El CHOPO sits alongside a former railroad yard in an aging, neglected part of the city, the type of neighborhood that Mexicans call a barrio bravo, a term connoting hardship, pride and wild, unruly creativity. Originally the market occupied a section of the museum of the University of Chopo, a few blocks from its present site. In those early years, old timers say, El Chopo was almost exclusively a guy thing. Heavy metal and gut-bucket blues were all the rage; the punks and New Wavers hadn't yet arrived.
Back then, the prevailing spirit of El Chopo was more experimental than entrepreneurial, says C. Armando Barreiro Perez, a city municipal services director who grew up in the neighborhood and whose administrative territory now includes the market. "To find music that was unavailable elsewhere, to feel like part of a new form of expression and protest … it was simply a joy," says Barreiro, who's also an amateur guitar player. Initially the market ran on a barter-only system. Over time it has become more businesslike. Today, El Tianguis Cultural del Chopo is a full-fledged civic association that elects its own leaders and pays the city for its weekly use of the neighborhood.
But El Chopo still has an insurgent edge. In the United States and Western Europe, punk, Goth and other rock genres with outlaw attitude sometimes have confused trendy nihilism and suburban ennui with political passion.
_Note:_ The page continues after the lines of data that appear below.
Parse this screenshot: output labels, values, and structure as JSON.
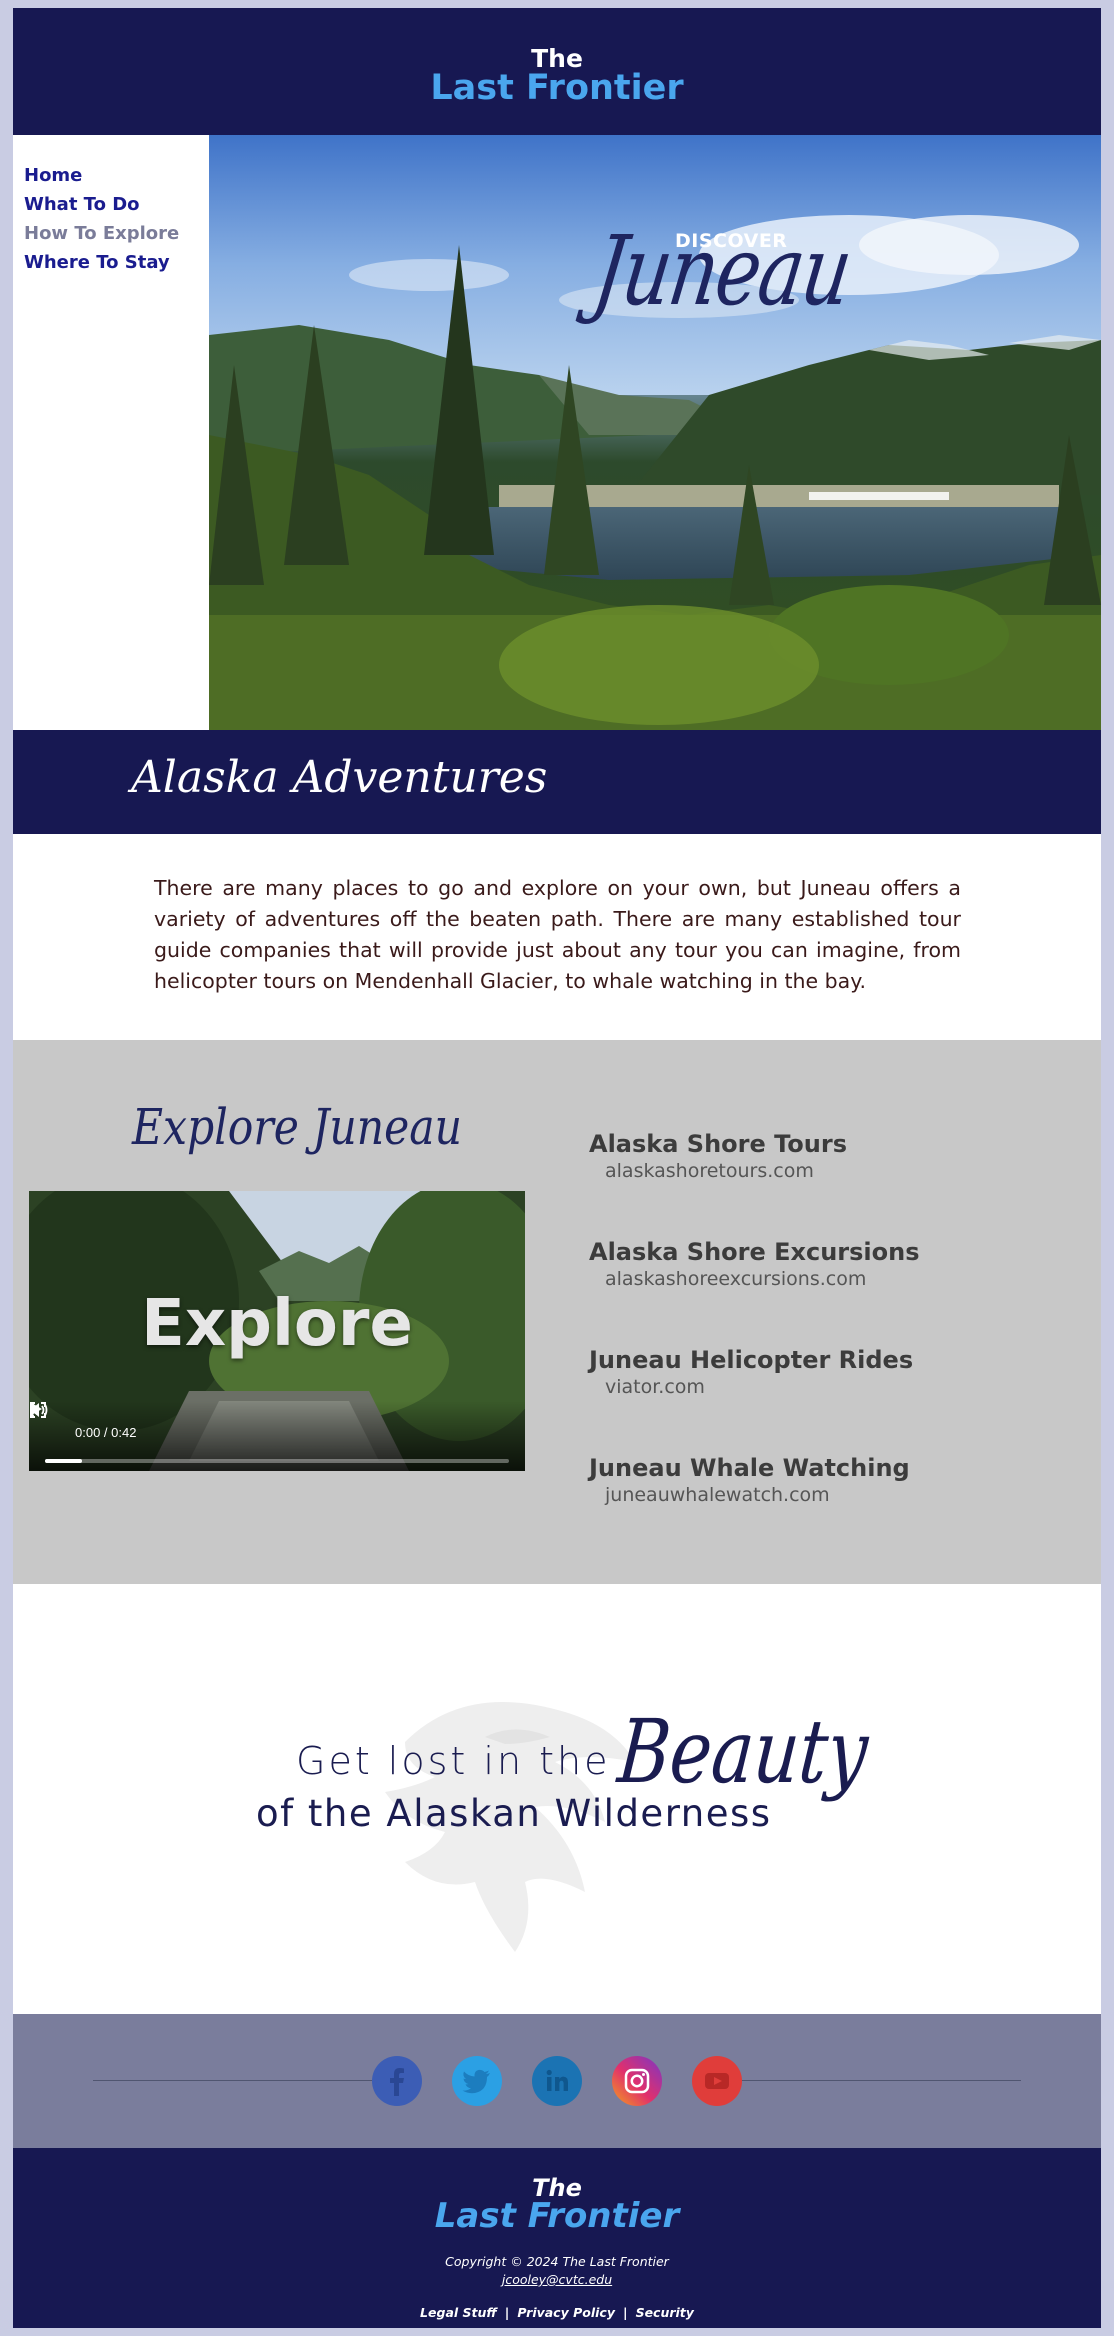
{
  "header": {
    "title_top": "The",
    "title_main": "Last Frontier"
  },
  "nav": {
    "items": [
      {
        "label": "Home"
      },
      {
        "label": "What To Do"
      },
      {
        "label": "How To Explore"
      },
      {
        "label": "Where To Stay"
      }
    ]
  },
  "hero": {
    "kicker": "DISCOVER",
    "title": "Juneau"
  },
  "adventures": {
    "title": "Alaska Adventures",
    "body": "There are many places to go and explore on your own, but Juneau offers a variety of adventures off the beaten path. There are many established tour guide companies that will provide just about any tour you can imagine, from helicopter tours on Mendenhall Glacier, to whale watching in the bay."
  },
  "explore": {
    "title": "Explore Juneau",
    "video": {
      "overlay_text": "Explore",
      "time": "0:00 / 0:42",
      "progress": 0.08
    },
    "tours": [
      {
        "name": "Alaska Shore Tours",
        "url": "alaskashoretours.com"
      },
      {
        "name": "Alaska Shore Excursions",
        "url": "alaskashoreexcursions.com"
      },
      {
        "name": "Juneau Helicopter Rides",
        "url": "viator.com"
      },
      {
        "name": "Juneau Whale Watching",
        "url": "juneauwhalewatch.com"
      }
    ]
  },
  "tagline": {
    "line1": "Get lost in the",
    "emphasis": "Beauty",
    "line2": "of the Alaskan Wilderness"
  },
  "social": {
    "icons": [
      "facebook-icon",
      "twitter-icon",
      "linkedin-icon",
      "instagram-icon",
      "youtube-icon"
    ]
  },
  "footer": {
    "title_top": "The",
    "title_main": "Last Frontier",
    "copyright": "Copyright © 2024 The Last Frontier",
    "email": "jcooley@cvtc.edu",
    "links": [
      "Legal Stuff",
      "Privacy Policy",
      "Security"
    ],
    "separator": "|"
  },
  "colors": {
    "navy": "#171852",
    "accent_blue": "#4aa6ee",
    "nav_link": "#1a1c8f",
    "nav_muted": "#7a7c99",
    "gray_section": "#c8c8c8",
    "social_band": "#7a7d9c"
  }
}
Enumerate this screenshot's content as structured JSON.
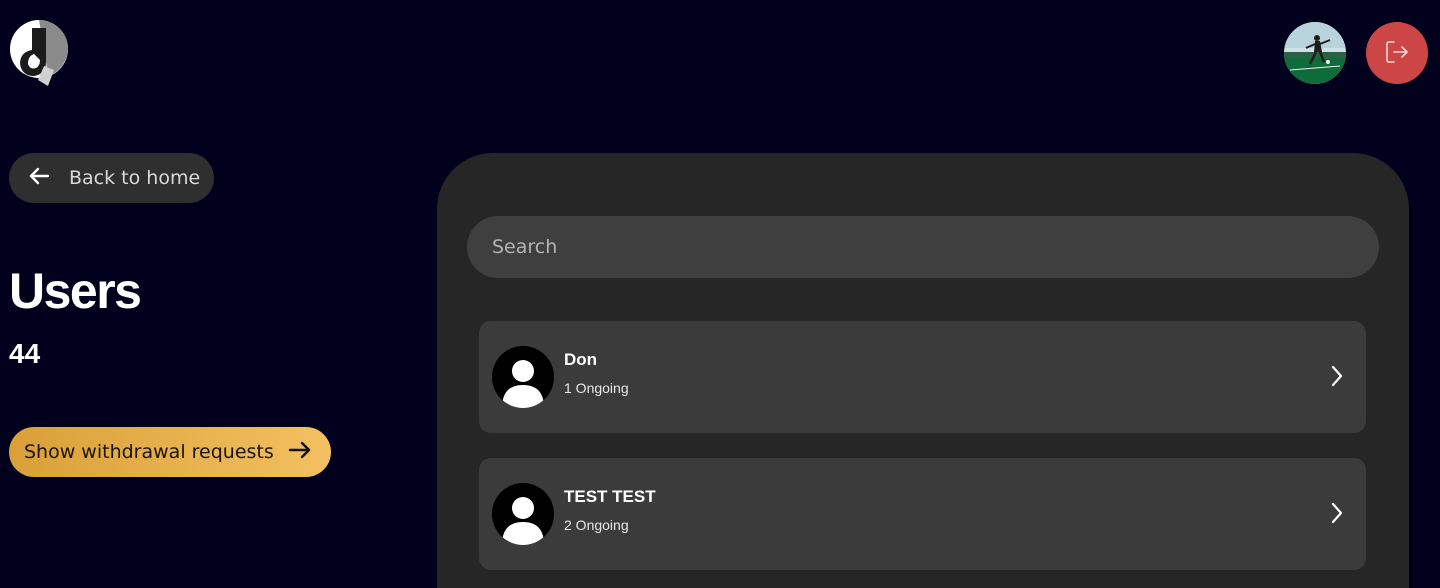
{
  "header": {
    "logo_icon": "app-logo-icon",
    "profile_icon": "profile-photo-avatar",
    "logout_icon": "logout-icon"
  },
  "sidebar": {
    "back_label": "Back to home",
    "title": "Users",
    "count": "44",
    "withdraw_label": "Show withdrawal requests"
  },
  "search": {
    "placeholder": "Search",
    "value": ""
  },
  "users": [
    {
      "name": "Don",
      "status": "1 Ongoing"
    },
    {
      "name": "TEST TEST",
      "status": "2 Ongoing"
    }
  ],
  "colors": {
    "background": "#02011d",
    "panel": "#262626",
    "card": "#3b3b3b",
    "logout": "#cc4646",
    "accent_start": "#d9a038",
    "accent_end": "#f3c061"
  }
}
But in lumpen pockets of Mexico, decades of official corruption, status-quo politics and economic bumbling have bred deep disillusionment and a profound desire for change among many young people.
"In the U.S. the people are much more drawn to the aesthetic rather than the politics of punk. Here it's much more about politics," says "Gypsie," a Seattle native sitting with friends on an abandoned, graffiti-smothered red station wagon near the market entrance.
"We stole it," Magali says of punk culture. "It was born somewhere else, but it doesn't matter. The music can speak to everyone."
Well, maybe not everyone. Magali admits that her music and fashion tastes have made her something of an untouchable at school and in her neighborhood, a few miles outside Mexico City. "In the pueblitos [small towns] you're more easily insulted," she says. "They say that you look naco [low-class]."
Indeed, tourists visiting El Chopo may wonder if something has gotten lost in translation. "The Satanism, the tattooing, the piercings — it's all a little strange," says Jacob Garb, who works for a New York City public policy institute, while wandering the market. "It's kind of depressing, actually," adds his companion, Frida Ida. "What about their own culture? This is not London. This is not New York. It's Mexico."
But as some El Chopo regulars see it, hard-core punk is now Mexican-made. Juan Carlos, a self-taught graphic designer, comes to the market most weekends to unload his scathing satirical images — a Mexican migrant scaling a U.S. flag with barbed-wire stripes and swastika stars, grotesque mug shots of Mexican presidents — which he prints on small fabric swatches and sells for a few pennies apiece. With his screaming-red mohawk and multiple impalings, he's a hard man to ignore, and his political views are no less reticent. The Iraq war? "Idiotic," he says. The conquest of Mexico's indigenous civilizations? It's not over yet, Juan Carlos (who declined to give his last name) asserts. "They're still massacring people."
As for the founders of U.S. and U.K. punk — Sex Pistols, the Clash, the Ramones, L.A.'s own Black Flag — well, "they were the initiators," he concedes, but they're "a little too commercial.
"Punk is too interested in money," says Juan Carlos. Then he goes back to laying out samples of his wares along the sidewalks of El Chopo, where the discs are cheap, the clothes are dark, and London and New York are irrelevant.
Times researcher Dan Vazquez in Mexico City contributed to this report.